#### WORK INSTRUCTIONS:
Using the string "icon" as the key, pull each matching line out of the records below.

═════ RECORDS PROVIDED ═════

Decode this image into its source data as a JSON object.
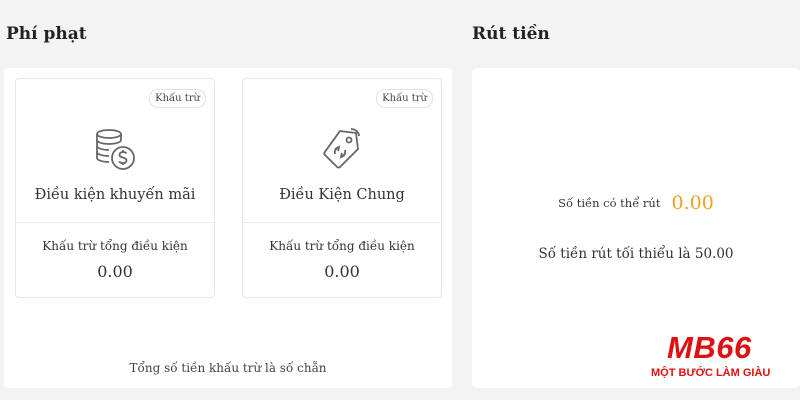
{
  "penalty": {
    "title": "Phí phạt",
    "cards": [
      {
        "badge": "Khấu trừ",
        "icon": "coins-dollar-icon",
        "title": "Điều kiện khuyến mãi",
        "label": "Khấu trừ tổng điều kiện",
        "value": "0.00"
      },
      {
        "badge": "Khấu trừ",
        "icon": "price-tag-icon",
        "title": "Điều Kiện Chung",
        "label": "Khấu trừ tổng điều kiện",
        "value": "0.00"
      }
    ],
    "footer": "Tổng số tiền khấu trừ là số chẵn"
  },
  "withdraw": {
    "title": "Rút tiền",
    "available_label": "Số tiền có thể rút",
    "available_value": "0.00",
    "minimum_text": "Số tiền rút tối thiểu là 50.00"
  },
  "logo": {
    "text": "MB66",
    "tagline": "MỘT BƯỚC LÀM GIÀU"
  },
  "colors": {
    "accent": "#f0a020",
    "brand": "#e01010",
    "background": "#f3f3f3"
  }
}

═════

#### ANSWER:
        "icon": "coins-dollar-icon",
        "icon": "price-tag-icon",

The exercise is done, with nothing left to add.